Daily tests 'may not be available on the NHS'
Daily tests for Covid-19 which would allow people to get their lives back to normal would not be available on the NHS, the Government's head of testing has said.
Dido Harding, who runs the NHS's much-criticised test and trace system, suggested in comments reported by the i newspaper that companies and individuals could be forced to pay for rapid turnaround coronavirus tests as the "cost of doing business" when they become available.
Baroness Harding said those without symptoms might choose to foot the bill for self-administered tests to act as a kind of Covid-19 passport to allow them to take part in non-socially distanced activities
Earlier this month, it emerged the Government is considering shelling out as much as £100 billion on a programme dubbed "Operation Moonshot" to deliver up to 10 million tests every day.
'Johnson must show he has a plan'
Boris Johnson is expected to announce a plan today to get Britain's surging coronavirus infections under control. But Julia Hartley-Brewer says No 10's messages have been confusing and alarming:

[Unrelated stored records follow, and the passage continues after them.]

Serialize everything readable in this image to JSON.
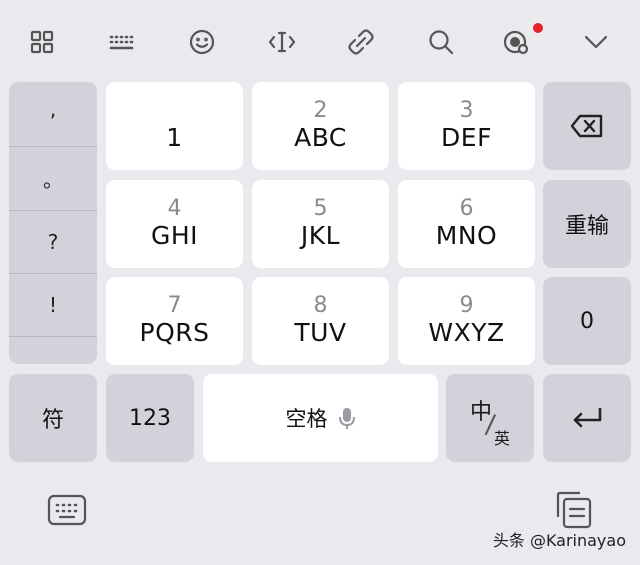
{
  "toolbar": {
    "icons": [
      "apps-grid-icon",
      "keyboard-layout-icon",
      "emoji-icon",
      "cursor-edit-icon",
      "link-clip-icon",
      "search-icon",
      "theme-badge-icon",
      "chevron-down-icon"
    ]
  },
  "punctuation": [
    ",",
    "。",
    "?",
    "!"
  ],
  "keys": {
    "k1": {
      "num": "",
      "letters": "1"
    },
    "k2": {
      "num": "2",
      "letters": "ABC"
    },
    "k3": {
      "num": "3",
      "letters": "DEF"
    },
    "k4": {
      "num": "4",
      "letters": "GHI"
    },
    "k5": {
      "num": "5",
      "letters": "JKL"
    },
    "k6": {
      "num": "6",
      "letters": "MNO"
    },
    "k7": {
      "num": "7",
      "letters": "PQRS"
    },
    "k8": {
      "num": "8",
      "letters": "TUV"
    },
    "k9": {
      "num": "9",
      "letters": "WXYZ"
    }
  },
  "side": {
    "retype": "重输",
    "zero": "0"
  },
  "bottom": {
    "symbols": "符",
    "numbers": "123",
    "space": "空格",
    "lang_main": "中",
    "lang_sub": "英"
  },
  "watermark": "头条 @Karinayao",
  "colors": {
    "background": "#e9e9ee",
    "key_white": "#ffffff",
    "key_gray": "#d2d3da",
    "notify_dot": "#e8232d"
  }
}
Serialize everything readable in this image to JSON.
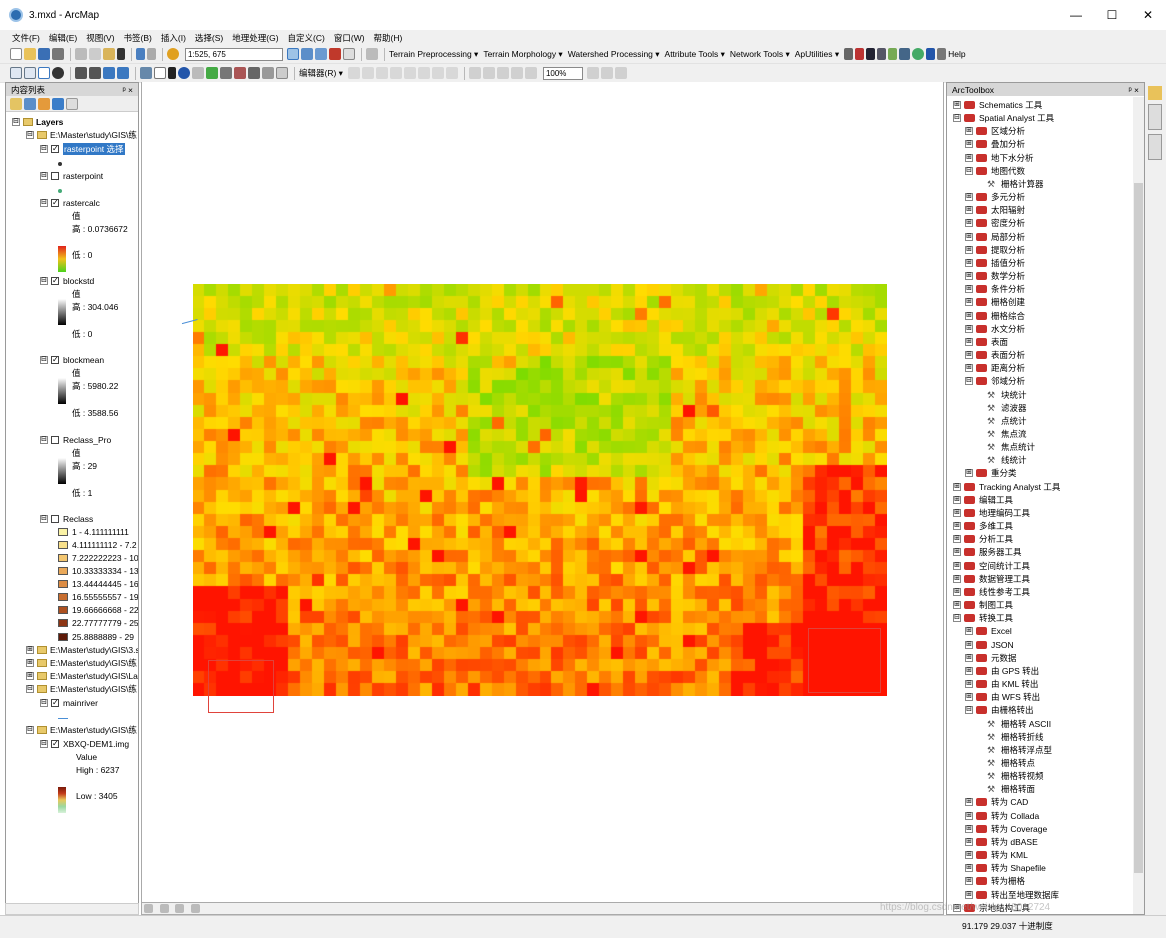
{
  "window": {
    "title": "3.mxd - ArcMap",
    "controls": [
      "—",
      "☐",
      "✕"
    ]
  },
  "menu": [
    "文件(F)",
    "编辑(E)",
    "视图(V)",
    "书签(B)",
    "插入(I)",
    "选择(S)",
    "地理处理(G)",
    "自定义(C)",
    "窗口(W)",
    "帮助(H)"
  ],
  "toolbar1": {
    "scale": "1:525, 675",
    "items": [
      "Terrain Preprocessing ▾",
      "Terrain Morphology ▾",
      "Watershed Processing ▾",
      "Attribute Tools ▾",
      "Network Tools ▾",
      "ApUtilities ▾"
    ],
    "help": "Help"
  },
  "toolbar2": {
    "editor": "编辑器(R) ▾",
    "zoom": "100%"
  },
  "toc": {
    "title": "内容列表",
    "pin": "ᵖ ×",
    "rows": [
      {
        "indent": 6,
        "exp": "⊟",
        "icon": "folder",
        "label": "Layers",
        "bold": true
      },
      {
        "indent": 20,
        "exp": "⊟",
        "icon": "folder",
        "label": "E:\\Master\\study\\GIS\\练"
      },
      {
        "indent": 34,
        "exp": "⊟",
        "chk": "✓",
        "label": "rasterpoint 选择",
        "selected": true
      },
      {
        "indent": 52,
        "dot": true
      },
      {
        "indent": 34,
        "exp": "⊟",
        "chk": "",
        "label": "rasterpoint"
      },
      {
        "indent": 52,
        "dot": true,
        "green": true
      },
      {
        "indent": 34,
        "exp": "⊟",
        "chk": "✓",
        "label": "rastercalc"
      },
      {
        "indent": 66,
        "label": "值"
      },
      {
        "indent": 66,
        "label": "高 : 0.0736672"
      },
      {
        "indent": 66,
        "label": ""
      },
      {
        "indent": 66,
        "label": "低 : 0"
      },
      {
        "indent": 34,
        "exp": "⊟",
        "chk": "✓",
        "label": "blockstd"
      },
      {
        "indent": 66,
        "label": "值"
      },
      {
        "indent": 66,
        "label": "高 : 304.046"
      },
      {
        "indent": 66,
        "label": "低 : 0"
      },
      {
        "indent": 34,
        "exp": "⊟",
        "chk": "✓",
        "label": "blockmean"
      },
      {
        "indent": 66,
        "label": "值"
      },
      {
        "indent": 66,
        "label": "高 : 5980.22"
      },
      {
        "indent": 66,
        "label": "低 : 3588.56"
      },
      {
        "indent": 34,
        "exp": "⊟",
        "chk": "",
        "label": "Reclass_Pro"
      },
      {
        "indent": 66,
        "label": "值"
      },
      {
        "indent": 66,
        "label": "高 : 29"
      },
      {
        "indent": 66,
        "label": "低 : 1"
      },
      {
        "indent": 34,
        "exp": "⊟",
        "chk": "",
        "label": "Reclass"
      },
      {
        "indent": 52,
        "sw": "#fbf3a6",
        "label": "1 - 4.111111111"
      },
      {
        "indent": 52,
        "sw": "#f8e08a",
        "label": "4.111111112 - 7.2"
      },
      {
        "indent": 52,
        "sw": "#f3c670",
        "label": "7.222222223 - 10"
      },
      {
        "indent": 52,
        "sw": "#eaa95a",
        "label": "10.33333334 - 13"
      },
      {
        "indent": 52,
        "sw": "#dc8c44",
        "label": "13.44444445 - 16"
      },
      {
        "indent": 52,
        "sw": "#c86e30",
        "label": "16.55555557 - 19"
      },
      {
        "indent": 52,
        "sw": "#ad5120",
        "label": "19.66666668 - 22"
      },
      {
        "indent": 52,
        "sw": "#8c3514",
        "label": "22.77777779 - 25"
      },
      {
        "indent": 52,
        "sw": "#5e1a08",
        "label": "25.8888889 - 29"
      },
      {
        "indent": 20,
        "exp": "⊞",
        "icon": "folder",
        "label": "E:\\Master\\study\\GIS\\3.s"
      },
      {
        "indent": 20,
        "exp": "⊞",
        "icon": "folder",
        "label": "E:\\Master\\study\\GIS\\练"
      },
      {
        "indent": 20,
        "exp": "⊞",
        "icon": "folder",
        "label": "E:\\Master\\study\\GIS\\La"
      },
      {
        "indent": 20,
        "exp": "⊟",
        "icon": "folder",
        "label": "E:\\Master\\study\\GIS\\练"
      },
      {
        "indent": 34,
        "exp": "⊟",
        "chk": "✓",
        "label": "mainriver"
      },
      {
        "indent": 52,
        "line": true
      },
      {
        "indent": 20,
        "exp": "⊟",
        "icon": "folder",
        "label": "E:\\Master\\study\\GIS\\练"
      },
      {
        "indent": 34,
        "exp": "⊟",
        "chk": "✓",
        "label": "XBXQ-DEM1.img"
      },
      {
        "indent": 70,
        "label": "Value"
      },
      {
        "indent": 70,
        "label": "High : 6237"
      },
      {
        "indent": 70,
        "label": ""
      },
      {
        "indent": 70,
        "label": "Low : 3405"
      }
    ]
  },
  "toolbox": {
    "title": "ArcToolbox",
    "pin": "ᵖ ×",
    "rows": [
      {
        "indent": 6,
        "exp": "⊞",
        "label": "Schematics 工具"
      },
      {
        "indent": 6,
        "exp": "⊟",
        "label": "Spatial Analyst 工具"
      },
      {
        "indent": 18,
        "exp": "⊞",
        "label": "区域分析"
      },
      {
        "indent": 18,
        "exp": "⊞",
        "label": "叠加分析"
      },
      {
        "indent": 18,
        "exp": "⊞",
        "label": "地下水分析"
      },
      {
        "indent": 18,
        "exp": "⊟",
        "label": "地图代数"
      },
      {
        "indent": 40,
        "tool": true,
        "label": "栅格计算器"
      },
      {
        "indent": 18,
        "exp": "⊞",
        "label": "多元分析"
      },
      {
        "indent": 18,
        "exp": "⊞",
        "label": "太阳辐射"
      },
      {
        "indent": 18,
        "exp": "⊞",
        "label": "密度分析"
      },
      {
        "indent": 18,
        "exp": "⊞",
        "label": "局部分析"
      },
      {
        "indent": 18,
        "exp": "⊞",
        "label": "提取分析"
      },
      {
        "indent": 18,
        "exp": "⊞",
        "label": "插值分析"
      },
      {
        "indent": 18,
        "exp": "⊞",
        "label": "数学分析"
      },
      {
        "indent": 18,
        "exp": "⊞",
        "label": "条件分析"
      },
      {
        "indent": 18,
        "exp": "⊞",
        "label": "栅格创建"
      },
      {
        "indent": 18,
        "exp": "⊞",
        "label": "栅格综合"
      },
      {
        "indent": 18,
        "exp": "⊞",
        "label": "水文分析"
      },
      {
        "indent": 18,
        "exp": "⊞",
        "label": "表面"
      },
      {
        "indent": 18,
        "exp": "⊞",
        "label": "表面分析"
      },
      {
        "indent": 18,
        "exp": "⊞",
        "label": "距离分析"
      },
      {
        "indent": 18,
        "exp": "⊟",
        "label": "邻域分析"
      },
      {
        "indent": 40,
        "tool": true,
        "label": "块统计"
      },
      {
        "indent": 40,
        "tool": true,
        "label": "滤波器"
      },
      {
        "indent": 40,
        "tool": true,
        "label": "点统计"
      },
      {
        "indent": 40,
        "tool": true,
        "label": "焦点流"
      },
      {
        "indent": 40,
        "tool": true,
        "label": "焦点统计"
      },
      {
        "indent": 40,
        "tool": true,
        "label": "线统计"
      },
      {
        "indent": 18,
        "exp": "⊞",
        "label": "重分类"
      },
      {
        "indent": 6,
        "exp": "⊞",
        "label": "Tracking Analyst 工具"
      },
      {
        "indent": 6,
        "exp": "⊞",
        "label": "编辑工具"
      },
      {
        "indent": 6,
        "exp": "⊞",
        "label": "地理编码工具"
      },
      {
        "indent": 6,
        "exp": "⊞",
        "label": "多维工具"
      },
      {
        "indent": 6,
        "exp": "⊞",
        "label": "分析工具"
      },
      {
        "indent": 6,
        "exp": "⊞",
        "label": "服务器工具"
      },
      {
        "indent": 6,
        "exp": "⊞",
        "label": "空间统计工具"
      },
      {
        "indent": 6,
        "exp": "⊞",
        "label": "数据管理工具"
      },
      {
        "indent": 6,
        "exp": "⊞",
        "label": "线性参考工具"
      },
      {
        "indent": 6,
        "exp": "⊞",
        "label": "制图工具"
      },
      {
        "indent": 6,
        "exp": "⊟",
        "label": "转换工具"
      },
      {
        "indent": 18,
        "exp": "⊞",
        "label": "Excel"
      },
      {
        "indent": 18,
        "exp": "⊞",
        "label": "JSON"
      },
      {
        "indent": 18,
        "exp": "⊞",
        "label": "元数据"
      },
      {
        "indent": 18,
        "exp": "⊞",
        "label": "由 GPS 转出"
      },
      {
        "indent": 18,
        "exp": "⊞",
        "label": "由 KML 转出"
      },
      {
        "indent": 18,
        "exp": "⊞",
        "label": "由 WFS 转出"
      },
      {
        "indent": 18,
        "exp": "⊟",
        "label": "由栅格转出"
      },
      {
        "indent": 40,
        "tool": true,
        "label": "栅格转 ASCII"
      },
      {
        "indent": 40,
        "tool": true,
        "label": "栅格转折线"
      },
      {
        "indent": 40,
        "tool": true,
        "label": "栅格转浮点型"
      },
      {
        "indent": 40,
        "tool": true,
        "label": "栅格转点"
      },
      {
        "indent": 40,
        "tool": true,
        "label": "栅格转视频"
      },
      {
        "indent": 40,
        "tool": true,
        "label": "栅格转面"
      },
      {
        "indent": 18,
        "exp": "⊞",
        "label": "转为 CAD"
      },
      {
        "indent": 18,
        "exp": "⊞",
        "label": "转为 Collada"
      },
      {
        "indent": 18,
        "exp": "⊞",
        "label": "转为 Coverage"
      },
      {
        "indent": 18,
        "exp": "⊞",
        "label": "转为 dBASE"
      },
      {
        "indent": 18,
        "exp": "⊞",
        "label": "转为 KML"
      },
      {
        "indent": 18,
        "exp": "⊞",
        "label": "转为 Shapefile"
      },
      {
        "indent": 18,
        "exp": "⊞",
        "label": "转为栅格"
      },
      {
        "indent": 18,
        "exp": "⊞",
        "label": "转出至地理数据库"
      },
      {
        "indent": 6,
        "exp": "⊞",
        "label": "宗地结构工具"
      }
    ]
  },
  "status": {
    "coords": "91.179  29.037 十进制度",
    "watermark": "https://blog.csdn.net/weixin_43012724"
  },
  "colors": {
    "panel": "#f0f0f0",
    "selection": "#3178c6",
    "box": "#e0433b"
  }
}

It's easy to criticise the Government's chaotic communications but hiring the best PR agency in the business could not solve this problem. That's because the real crisis is not in the presentation of their strategy, it's the total absence of any strategy at all.
The Government's plan to tackle coronavirus appears to be little more than "we must be seen to do something". Even if that "something" is not merely useless but is even worse than doing nothing.
Today's top stories
Boris Johnson will today announce national Covid-19 restrictions including early pub closing and a return to working from home as he starts to reverse the freedoms of recent months
Scientists have described as "implausible" stark projections by Sir Patrick Vallance which suggested that coronavirus cases could reach 50,000 a day by mid-October
Germany’s most celebrated virologist has told countries to ignore "alarmism" and insisted it is possible to stop the spread of coronavirus without lockdowns
Spanish troops will deploy to Madrid to help enforce a strict new lockdown after thousands of residents took to the streets in protest
Retailers have played down fears of a return to panic buying as images of shelves stripped of toilet roll and flour began to circulate on social media
British sport was on the brink of financial implosion on Monday night after government forecasts of a devastating Covid-19 second wave raised fears that competitions and clubs would be folding within weeks
Panicked traders wiped more than £50bn off Britain's blue chip companies on Monday as pub and restaurant chiefs begged for more support ahead of a fresh Covid crackdown